Unfortunately, unlike the two other volumes the Star Wars Galaxy book for some reason is missing quite a few cards from the original series and doesn’t show the card backs. I’m not sure if this was done to leave room for a second volume, but by comparison to its counterparts this book is half the size (224 pages versus the others which are both in the mid 500 hundred range). Serious card collectors will definitely have an issue with this, but anyone who didn’t collect these cards originally won’t know what they’re missing, and thus likely won’t care. The art is so fantastic overall that the omission is easier to stomach purely from an art book appreciation standpoint.

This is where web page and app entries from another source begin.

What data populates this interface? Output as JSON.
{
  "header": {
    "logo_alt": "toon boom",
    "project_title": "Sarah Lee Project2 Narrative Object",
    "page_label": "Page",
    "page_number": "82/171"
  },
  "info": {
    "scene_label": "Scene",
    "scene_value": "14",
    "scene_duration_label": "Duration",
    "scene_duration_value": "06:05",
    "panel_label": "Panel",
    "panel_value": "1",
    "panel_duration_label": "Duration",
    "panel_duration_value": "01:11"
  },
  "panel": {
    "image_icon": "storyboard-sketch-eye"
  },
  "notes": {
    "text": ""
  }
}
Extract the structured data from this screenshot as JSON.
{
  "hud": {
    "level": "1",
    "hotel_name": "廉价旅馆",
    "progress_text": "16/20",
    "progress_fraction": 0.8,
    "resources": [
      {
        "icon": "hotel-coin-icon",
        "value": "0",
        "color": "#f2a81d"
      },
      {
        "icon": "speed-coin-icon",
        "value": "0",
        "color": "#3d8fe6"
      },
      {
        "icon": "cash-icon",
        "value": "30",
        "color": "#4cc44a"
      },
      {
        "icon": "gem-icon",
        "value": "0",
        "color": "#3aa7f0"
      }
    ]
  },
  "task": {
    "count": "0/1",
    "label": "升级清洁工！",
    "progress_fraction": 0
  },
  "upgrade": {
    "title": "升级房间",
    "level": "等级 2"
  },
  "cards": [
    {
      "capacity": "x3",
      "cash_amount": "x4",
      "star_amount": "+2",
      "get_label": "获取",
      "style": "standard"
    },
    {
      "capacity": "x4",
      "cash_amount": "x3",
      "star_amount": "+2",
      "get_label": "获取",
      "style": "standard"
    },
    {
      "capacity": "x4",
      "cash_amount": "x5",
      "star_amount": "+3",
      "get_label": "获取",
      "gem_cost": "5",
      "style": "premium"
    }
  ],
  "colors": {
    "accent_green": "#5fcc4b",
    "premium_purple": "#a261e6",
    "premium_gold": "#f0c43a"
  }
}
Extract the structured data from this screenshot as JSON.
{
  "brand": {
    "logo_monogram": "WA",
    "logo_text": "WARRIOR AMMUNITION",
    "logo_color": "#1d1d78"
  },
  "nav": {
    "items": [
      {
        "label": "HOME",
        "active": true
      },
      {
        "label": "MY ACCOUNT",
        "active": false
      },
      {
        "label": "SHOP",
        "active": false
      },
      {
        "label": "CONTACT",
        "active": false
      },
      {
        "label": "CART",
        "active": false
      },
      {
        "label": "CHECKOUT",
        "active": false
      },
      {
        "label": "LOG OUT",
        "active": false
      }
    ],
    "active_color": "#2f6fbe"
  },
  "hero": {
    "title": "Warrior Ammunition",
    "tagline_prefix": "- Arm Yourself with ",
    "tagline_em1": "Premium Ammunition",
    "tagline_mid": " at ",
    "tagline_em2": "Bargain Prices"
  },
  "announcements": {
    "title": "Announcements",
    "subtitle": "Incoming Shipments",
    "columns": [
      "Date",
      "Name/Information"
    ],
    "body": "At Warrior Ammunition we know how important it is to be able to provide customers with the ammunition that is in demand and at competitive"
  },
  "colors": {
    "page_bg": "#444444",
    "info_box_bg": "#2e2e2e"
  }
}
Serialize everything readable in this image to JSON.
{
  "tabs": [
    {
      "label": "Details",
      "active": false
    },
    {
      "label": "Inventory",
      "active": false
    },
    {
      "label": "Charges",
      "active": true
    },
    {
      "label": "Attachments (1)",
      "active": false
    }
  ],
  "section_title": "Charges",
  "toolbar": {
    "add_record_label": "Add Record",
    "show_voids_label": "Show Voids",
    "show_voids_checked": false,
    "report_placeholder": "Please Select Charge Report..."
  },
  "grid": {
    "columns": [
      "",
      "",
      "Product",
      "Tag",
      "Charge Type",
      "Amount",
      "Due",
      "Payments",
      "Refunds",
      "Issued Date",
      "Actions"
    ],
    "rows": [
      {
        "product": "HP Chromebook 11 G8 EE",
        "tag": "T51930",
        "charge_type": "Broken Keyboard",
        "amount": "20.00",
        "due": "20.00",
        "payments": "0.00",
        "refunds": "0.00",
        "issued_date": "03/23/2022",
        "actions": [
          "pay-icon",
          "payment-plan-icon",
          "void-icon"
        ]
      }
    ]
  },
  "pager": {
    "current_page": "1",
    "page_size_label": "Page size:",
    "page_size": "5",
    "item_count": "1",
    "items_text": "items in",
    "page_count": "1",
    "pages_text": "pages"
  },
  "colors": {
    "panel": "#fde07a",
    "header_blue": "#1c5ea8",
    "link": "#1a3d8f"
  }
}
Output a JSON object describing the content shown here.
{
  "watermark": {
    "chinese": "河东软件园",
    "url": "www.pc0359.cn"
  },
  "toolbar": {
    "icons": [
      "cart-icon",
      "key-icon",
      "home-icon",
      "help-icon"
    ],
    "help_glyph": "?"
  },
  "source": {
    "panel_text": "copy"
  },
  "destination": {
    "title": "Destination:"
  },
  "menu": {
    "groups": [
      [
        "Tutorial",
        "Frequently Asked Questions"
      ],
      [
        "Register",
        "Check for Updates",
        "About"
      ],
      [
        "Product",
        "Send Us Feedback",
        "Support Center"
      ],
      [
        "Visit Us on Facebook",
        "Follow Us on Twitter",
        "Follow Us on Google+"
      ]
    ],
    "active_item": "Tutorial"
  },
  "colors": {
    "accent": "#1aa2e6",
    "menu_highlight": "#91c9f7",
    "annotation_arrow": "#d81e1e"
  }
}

There’s also the fact that the price is five bucks cheaper to compensate somewhat for the trimmed content.


In both books, Gary Gerani, the original editor that helped create the Topps Star Wars series, shares insight into how the trading cards were edited and produced through introduction chapters outlining the general creative process and collaborations with Lucasfilm, as well as light running commentary throughout the book in captions for individual cards. It’s fascinating to get a look behind the scenes (and into the past) at the decisions that went into the image selections, color scheme and graphic design motifs between series, dialogue choices for the card captions (a lot of which were made up by Gerani himself), and even errors that were made in certain scene descriptions. That said, even more captions would have been great, especially in the Empire Strikes Back book which leaves many cards to speak for themselves.

Abrams did a phenomenal job with the collectible packaging and presentation. For starters, each book includes a bonus pack of four physical trading cards, which is a really neat touch. The nostalgia is kicked further into hyperdrive by the dustjackets that mimic the wax paper and foil packaging of the original trading card series while simultaneously hiding the sticks of pink gum that are printed directly on the front and back hardcovers. Little flourishes like that only help to heighten the collector’s appeal.

Though there are debatable formatting decisions and incomplete elements that some readers may take issue with, in general I think it’s safe to say that most Star Wars fans are going to be too overwhelmed by the nostalgia and collectible appeal of these books to muster much anger. And with all the cards bound together, there’s no more worrying about bent or torn edges, or having a card suddenly go missing in the crack of a sofa or at the bottom of a box!

Buy From: Star Wars: The Empire Strikes Back, The Original Topps Trading Card Series, Volume Two is available from Abrams Books and for $24.95. Star Wars Galaxy: The Original Topps Trading Card Series is available from Abrams Books and for $19.95.

Disclosure: Review copies of the Star Wars Topps Trading Card Series were provided to by Abrams Books.

About the Author

Matt Litten is the full-time editor and owner of He is responsible for maintaining the day to day operation of the site, editing all staff content before it is published, and contributing regular news, reviews, previews and other articles. Matt landed his first gig in the video game review business writing for the now-defunct website After the sad and untimely close of BonusStage, the former staff went on to found After a short stint as US Site Manager for AceGamez, Matt assumed full ownership over VGBlogger, and to this day he is dedicated to making it one of the top video game blogs in all the blogosphere. Matt is a fair-minded reviewer and lover of games of all platforms and types, big or small, hyped or niche, big-budget or indie. But that doesn't mean he will let poor games slide without a good thrashing when necessary!